Wellbeing is a hot topic amongst employers and space planners. Through considerate design and well-planned services it's possible to keep staff happier and ensure that they are less likely to be affected by the modern-day stresses of work. All the hip tech companies are investing in dog-friendly floors, sleep pods and juice bars, but what about coworking spaces? How are these hubs of independent workers creating wellness for their members? How can we provide wellness solutions to our communities?
altspace's first full time office opened in January 2017, following a two month design and build period. The design focused on encouraging interaction amongst our members, utilising natural light and taking advantage of creative furnishings.
After 12 months of running our shared hot-desking office I made the decision to expand our offering to a large 3,000 sq ft space that provided private offices and meeting rooms alongside a coworking area. However, there was one priority which was particularly tough to deliver. How could we keep the atmosphere and vibe of our original space while attempting to integrate small companies up to 6 people? The space needed to be social and inclusive to accommodate a diversity of workers and occupations. Perhaps more importantly, it had to empower remote workers to overcome the occasional sense of isolation that's a natural consequence of solitary connections via only email or Skype.
A recent article by Sage reported that although more than 90 percent of freelancers said they love being their own boss, 39 percent have reported experiencing loneliness, rising to 54 percent amongst 24-35 year olds.
This is why shared offices need to offer as many opportunities as possible for members to connect with one another.So we designed the space to specifically address this connection challenge.
The meeting spaces we’ve built encourage teleconferencing through a large AV setup that can be booked via Habu. That setup allows team members to connect virtually and in person, which helps them overcome the negative side effects of independent working.
Moreover, our kitchen is located in a central position and has a dining area and break out space with softer seating. Members can eat together, chat over a coffee or read during lunch breaks in this versatile floor space.
When designing the altspace’s U-shaped layout we opted to position the shared office space adjacent to the kitchen uniting the private offices and meeting rooms at the edges. This creates the need for users to move around the full office and facilitates casual encounters with others throughout the day.
Another design decision we’ve made to encourage connection was to knock down a wall providing more natural light to the workspace. All of our offices have glass walls to make the most of this abundance of natural light. A further benefit of this is that those working in the private offices feel like a part of the larger floor seeing the ebb and flow across the day. The positioning of bins, coat racks and pieces of art have also been carefully considered to facilitate meeting others.
We made the decision to locate in the heart of the town centre to encourage an improved work-life balance amongst our members. We're close to schools, parks and an amazing food and bar scene. Additionally, our social events such as bike rides, nights at the pub and yoga lessons have offered welcome diversion to the daily grind. Kayleigh, on of our members, is a yoga instructor and events manager. She appreciates mixing up her work day and finding the occasional time out. "We must know when to put down our phones and be in the moment with our children, partners and friends. This is especially important if you are self employed, because the line between life and work can very often become blurred and the temptation to just send one more email prevails."

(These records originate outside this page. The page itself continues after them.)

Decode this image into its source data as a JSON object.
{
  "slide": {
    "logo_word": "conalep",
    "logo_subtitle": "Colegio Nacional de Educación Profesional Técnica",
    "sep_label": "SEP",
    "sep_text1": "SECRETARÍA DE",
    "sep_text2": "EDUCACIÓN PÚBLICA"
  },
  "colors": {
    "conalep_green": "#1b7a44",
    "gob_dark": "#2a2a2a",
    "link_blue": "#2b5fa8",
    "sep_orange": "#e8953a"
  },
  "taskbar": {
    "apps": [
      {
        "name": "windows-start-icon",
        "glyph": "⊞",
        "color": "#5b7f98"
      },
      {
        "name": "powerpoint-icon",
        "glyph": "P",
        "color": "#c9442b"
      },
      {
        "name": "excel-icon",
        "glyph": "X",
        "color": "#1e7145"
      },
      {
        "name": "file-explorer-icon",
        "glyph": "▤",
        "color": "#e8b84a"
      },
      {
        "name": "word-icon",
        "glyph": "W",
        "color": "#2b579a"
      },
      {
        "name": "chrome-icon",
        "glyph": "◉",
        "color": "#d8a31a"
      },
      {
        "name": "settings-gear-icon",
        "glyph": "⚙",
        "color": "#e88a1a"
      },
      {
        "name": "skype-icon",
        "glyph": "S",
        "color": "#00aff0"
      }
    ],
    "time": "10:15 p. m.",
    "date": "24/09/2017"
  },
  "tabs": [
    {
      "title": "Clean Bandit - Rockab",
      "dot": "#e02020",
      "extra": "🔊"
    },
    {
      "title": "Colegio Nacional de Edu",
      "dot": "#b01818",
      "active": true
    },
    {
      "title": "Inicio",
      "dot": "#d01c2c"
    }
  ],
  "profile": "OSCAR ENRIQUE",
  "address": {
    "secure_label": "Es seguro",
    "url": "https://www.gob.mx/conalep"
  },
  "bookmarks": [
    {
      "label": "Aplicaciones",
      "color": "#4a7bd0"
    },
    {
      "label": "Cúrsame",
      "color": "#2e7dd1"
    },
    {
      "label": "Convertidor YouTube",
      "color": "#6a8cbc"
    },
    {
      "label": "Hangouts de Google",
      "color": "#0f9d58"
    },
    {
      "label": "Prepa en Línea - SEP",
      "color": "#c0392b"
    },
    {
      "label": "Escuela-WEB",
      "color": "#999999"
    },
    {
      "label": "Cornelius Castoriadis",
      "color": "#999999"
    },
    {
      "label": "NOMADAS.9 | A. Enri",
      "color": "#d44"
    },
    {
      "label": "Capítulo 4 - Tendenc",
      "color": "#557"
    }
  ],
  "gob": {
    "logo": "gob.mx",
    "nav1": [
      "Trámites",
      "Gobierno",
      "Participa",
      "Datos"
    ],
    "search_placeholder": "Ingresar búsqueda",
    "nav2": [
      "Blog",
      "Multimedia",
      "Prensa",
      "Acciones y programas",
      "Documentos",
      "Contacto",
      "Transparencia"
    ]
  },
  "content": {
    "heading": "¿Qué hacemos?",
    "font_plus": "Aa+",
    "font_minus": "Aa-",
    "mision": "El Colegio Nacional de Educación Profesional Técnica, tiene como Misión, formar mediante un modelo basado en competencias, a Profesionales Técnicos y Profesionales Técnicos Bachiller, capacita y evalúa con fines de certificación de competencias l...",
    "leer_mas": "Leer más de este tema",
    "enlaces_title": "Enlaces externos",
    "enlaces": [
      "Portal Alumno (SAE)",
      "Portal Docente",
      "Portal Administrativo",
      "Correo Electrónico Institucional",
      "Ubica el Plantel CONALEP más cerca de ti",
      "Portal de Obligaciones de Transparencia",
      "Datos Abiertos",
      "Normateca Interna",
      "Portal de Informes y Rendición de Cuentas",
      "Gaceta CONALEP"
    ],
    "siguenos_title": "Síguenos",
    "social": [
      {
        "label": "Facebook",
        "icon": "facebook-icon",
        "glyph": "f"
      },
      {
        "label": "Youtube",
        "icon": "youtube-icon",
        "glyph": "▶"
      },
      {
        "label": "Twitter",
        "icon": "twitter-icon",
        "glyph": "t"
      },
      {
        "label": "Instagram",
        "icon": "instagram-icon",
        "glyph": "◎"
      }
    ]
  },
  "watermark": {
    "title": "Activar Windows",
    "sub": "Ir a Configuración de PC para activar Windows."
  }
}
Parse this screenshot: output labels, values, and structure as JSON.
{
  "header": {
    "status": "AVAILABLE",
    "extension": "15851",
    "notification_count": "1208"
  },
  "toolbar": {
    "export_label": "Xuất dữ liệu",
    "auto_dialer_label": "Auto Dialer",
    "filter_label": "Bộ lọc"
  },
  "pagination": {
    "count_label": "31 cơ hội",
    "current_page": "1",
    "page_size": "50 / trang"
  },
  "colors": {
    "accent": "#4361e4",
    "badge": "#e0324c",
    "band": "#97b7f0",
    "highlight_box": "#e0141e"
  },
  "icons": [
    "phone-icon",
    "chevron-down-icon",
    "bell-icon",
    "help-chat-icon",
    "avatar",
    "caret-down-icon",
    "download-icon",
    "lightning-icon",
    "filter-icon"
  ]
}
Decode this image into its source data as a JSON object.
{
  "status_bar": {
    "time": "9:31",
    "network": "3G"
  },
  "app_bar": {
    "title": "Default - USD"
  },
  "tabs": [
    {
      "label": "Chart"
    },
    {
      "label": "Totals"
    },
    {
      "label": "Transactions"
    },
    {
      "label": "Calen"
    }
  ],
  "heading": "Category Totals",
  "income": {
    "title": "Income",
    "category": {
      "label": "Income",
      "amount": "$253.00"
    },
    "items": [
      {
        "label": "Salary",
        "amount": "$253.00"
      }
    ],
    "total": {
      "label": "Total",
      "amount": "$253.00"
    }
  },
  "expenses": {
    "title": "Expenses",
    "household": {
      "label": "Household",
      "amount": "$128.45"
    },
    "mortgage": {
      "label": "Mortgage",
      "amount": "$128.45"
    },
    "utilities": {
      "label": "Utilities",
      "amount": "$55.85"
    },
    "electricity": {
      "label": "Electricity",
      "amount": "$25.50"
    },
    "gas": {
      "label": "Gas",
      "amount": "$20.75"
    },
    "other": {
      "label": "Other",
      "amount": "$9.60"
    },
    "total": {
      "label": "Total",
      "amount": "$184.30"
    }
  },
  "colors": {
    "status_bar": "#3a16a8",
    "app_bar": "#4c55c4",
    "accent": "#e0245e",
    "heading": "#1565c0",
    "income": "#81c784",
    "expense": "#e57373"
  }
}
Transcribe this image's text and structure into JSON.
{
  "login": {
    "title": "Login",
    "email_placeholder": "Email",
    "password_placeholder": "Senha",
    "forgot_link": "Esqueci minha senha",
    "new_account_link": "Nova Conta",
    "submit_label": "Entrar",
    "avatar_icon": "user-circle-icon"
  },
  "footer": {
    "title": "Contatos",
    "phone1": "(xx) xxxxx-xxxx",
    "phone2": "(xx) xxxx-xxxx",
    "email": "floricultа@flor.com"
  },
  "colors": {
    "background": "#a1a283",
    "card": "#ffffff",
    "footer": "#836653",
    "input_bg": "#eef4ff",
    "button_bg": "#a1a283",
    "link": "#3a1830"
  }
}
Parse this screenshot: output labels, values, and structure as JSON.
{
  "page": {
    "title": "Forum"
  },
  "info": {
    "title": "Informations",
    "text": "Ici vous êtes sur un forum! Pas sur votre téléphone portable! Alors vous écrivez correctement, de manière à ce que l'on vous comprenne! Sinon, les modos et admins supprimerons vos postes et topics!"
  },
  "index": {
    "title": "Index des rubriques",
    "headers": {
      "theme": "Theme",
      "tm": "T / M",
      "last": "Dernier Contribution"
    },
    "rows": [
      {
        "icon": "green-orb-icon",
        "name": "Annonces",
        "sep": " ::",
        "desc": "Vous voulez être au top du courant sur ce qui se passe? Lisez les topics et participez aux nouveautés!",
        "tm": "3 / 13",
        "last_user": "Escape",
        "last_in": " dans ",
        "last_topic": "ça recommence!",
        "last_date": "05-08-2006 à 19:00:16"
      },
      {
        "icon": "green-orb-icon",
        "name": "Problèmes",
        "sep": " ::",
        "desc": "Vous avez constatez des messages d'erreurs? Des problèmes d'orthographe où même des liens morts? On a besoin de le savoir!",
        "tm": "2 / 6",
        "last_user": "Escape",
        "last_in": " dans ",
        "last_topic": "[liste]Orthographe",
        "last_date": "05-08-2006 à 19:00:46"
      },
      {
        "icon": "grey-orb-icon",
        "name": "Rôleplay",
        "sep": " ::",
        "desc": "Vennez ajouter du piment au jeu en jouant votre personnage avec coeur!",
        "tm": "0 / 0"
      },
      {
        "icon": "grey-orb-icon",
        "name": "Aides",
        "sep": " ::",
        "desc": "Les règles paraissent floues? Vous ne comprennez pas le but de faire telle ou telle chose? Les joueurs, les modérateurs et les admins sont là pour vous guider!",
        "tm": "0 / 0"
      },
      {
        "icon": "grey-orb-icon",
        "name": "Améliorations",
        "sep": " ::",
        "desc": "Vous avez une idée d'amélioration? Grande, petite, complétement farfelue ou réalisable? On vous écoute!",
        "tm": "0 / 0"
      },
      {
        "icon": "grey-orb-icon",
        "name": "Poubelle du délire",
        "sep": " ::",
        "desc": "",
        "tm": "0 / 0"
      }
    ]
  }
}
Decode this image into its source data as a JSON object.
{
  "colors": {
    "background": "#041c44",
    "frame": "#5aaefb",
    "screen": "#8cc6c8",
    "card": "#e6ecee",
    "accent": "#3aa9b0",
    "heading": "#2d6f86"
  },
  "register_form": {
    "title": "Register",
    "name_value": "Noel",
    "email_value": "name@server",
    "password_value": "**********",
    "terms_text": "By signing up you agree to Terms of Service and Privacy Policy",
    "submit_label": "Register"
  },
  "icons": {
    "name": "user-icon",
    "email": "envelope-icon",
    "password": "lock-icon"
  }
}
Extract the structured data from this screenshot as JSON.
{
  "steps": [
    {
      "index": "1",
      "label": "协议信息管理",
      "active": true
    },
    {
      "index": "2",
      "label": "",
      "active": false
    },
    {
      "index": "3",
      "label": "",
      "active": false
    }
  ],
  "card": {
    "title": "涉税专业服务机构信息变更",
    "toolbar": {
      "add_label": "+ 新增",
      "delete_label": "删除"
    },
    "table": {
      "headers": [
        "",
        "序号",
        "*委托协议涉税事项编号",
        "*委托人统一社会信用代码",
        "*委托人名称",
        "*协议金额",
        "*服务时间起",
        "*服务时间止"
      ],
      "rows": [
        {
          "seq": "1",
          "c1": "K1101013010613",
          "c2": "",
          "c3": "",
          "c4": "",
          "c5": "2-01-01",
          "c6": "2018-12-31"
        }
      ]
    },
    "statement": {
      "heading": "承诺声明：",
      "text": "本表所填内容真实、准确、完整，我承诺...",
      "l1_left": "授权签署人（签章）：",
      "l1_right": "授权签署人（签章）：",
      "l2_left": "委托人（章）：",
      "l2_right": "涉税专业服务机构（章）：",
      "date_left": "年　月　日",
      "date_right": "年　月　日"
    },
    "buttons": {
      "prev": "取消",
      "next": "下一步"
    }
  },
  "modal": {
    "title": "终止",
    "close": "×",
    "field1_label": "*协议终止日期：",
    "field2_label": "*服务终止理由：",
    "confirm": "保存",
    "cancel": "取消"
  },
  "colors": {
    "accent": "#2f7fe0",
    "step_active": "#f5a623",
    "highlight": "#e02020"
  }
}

By encouraging movement during the day we help to keep things fresh for workers which in turn leads to greater focus when required. Kayleigh champions having the ability to work in different areas of the space or take advantage of the town centre. "If I can find a space, I love to break out and do a little yoga practice – some stretches and back bends to wake up my body. It's always great to get outside in the fresh air for a short walk too – a change of scenery and maybe a gossip with a friend on the phone or with a coworker is the key to breaking up the working day and staring at a laptop for hours!"
We’ve hosted a large number of speakers in the office this year for free talks. Other than the fact that we love hosting them, offering local business people the opportunity to learn and be inspired by their peers promotes lateral thinking and greater job satisfaction. There have been talks on social media, legal advice, technology and branding. In fact, we recently brought the Google Digital Garage team out to Altrincham to host an event. These opportunities to learn or hear an inspiring local business story can really lift spirits and offer much needed variety to people's day jobs.
One of our founding members, Jack Henriques, enjoys the opportunity to meet a wide mix of people. His appreciation of coworking will resonate with those who visit welcoming, cosmopolitan offices. "I like how there's a core group of people who are there regularly, but always new people coming in and out too. It's lively enough that it's sociable, but not so lively you can't get any work done."
Future plans for altspace involve more relationships with local businesses to offer hospitality, accommodation and childcare. By helping reduce any pressure points for business people, we believe we can promote positive work practices and help them recognise the wellness benefits of being part of a coworking community. In the end, we believe it’s the very human need to share experiences and stories that unites us all and ensures that we keep work and life interesting.
Founder and all-round do-er at altspace Coworking Office in Altrincham.